Still, where do you draw the line on what is and isn’t innovative? I believe we can draw some guidance from the decades of thought that has gone into determining what is patentable. One of the criteria for whether an invention is patentable is whether it is novel or nonobvious. By this is meant whether someone knowledgeable in the field of the invention would consider this to be an obvious creation or not. A patent attorney at one of my previous companies liked to demonstrat this concept by pulling a pen out of his pocket and saying, “This type of pen may have never been produced in the color red, but that does not mean that a red version of this pen is novel or nonobvious and can therefore be patented. To anyone who knows the field of pens, the creation of a red version of what I am holding is an obvious creation.”
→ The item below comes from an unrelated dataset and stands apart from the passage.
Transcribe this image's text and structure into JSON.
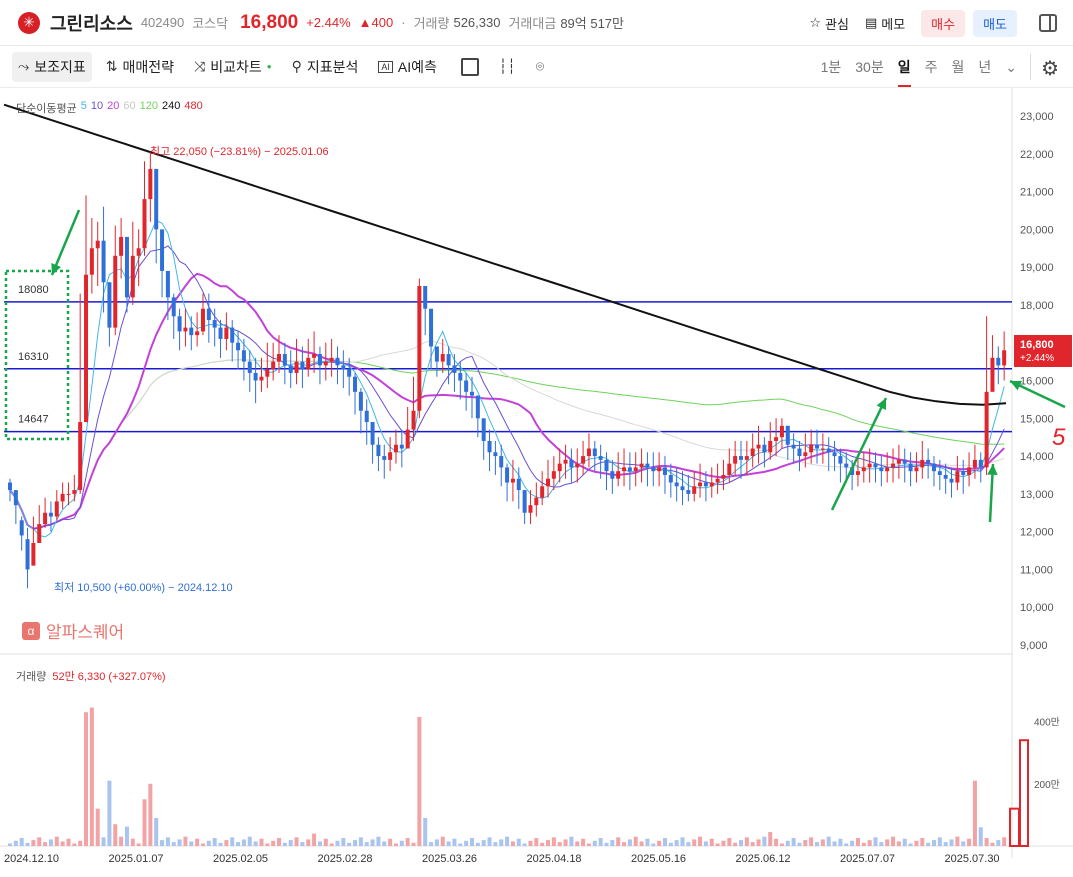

This criterion, perhaps, could be part of the definition of innovation. To use the example above, a red pen might be a new product, but it would not be innovative, unless there was something unique about that color which causes it to succeed in the marketplace far beyond the expectations of one who knows pens. Then, the development of a red pen is only innovative in the selling and marketing of it.

As detailed by Moore, innovation can take many forms, and can include incremental improvements that cause no disruption whatsoever. But, the development of a new product, or the sales of a new product, should not be described as innovative unless there is something special about the product or the result in the marketplace that is not obvious to someone expert in the field of that product.

The February issue of the Harvard Business Review has an article on Management Innovation, and in that article the author unintentionally provides his own description of what makes something innovative. I have slightly modified one of his statements on management innovation to speak to innovation in general:

innovation can be defined as a marked departure from traditional principles, processes, and practices or a departure from customary forms that that significantly alters functionality.

The author later states that (management) innovation stems from “unorthodox thinking” and “wisdom from the fringe”. This surely separates innovations from simply good ideas. Introducing a de-featured, lower cost version of a product may be a very good idea, but I would not classify this as an innovation.

Gordom Graham makes valid points on distinctions between different types of innovation over at Broken Bulbs. I invite readers to comment on, and bloggers to post and trackback their own thoughts on, what is meant by innovative and innovation.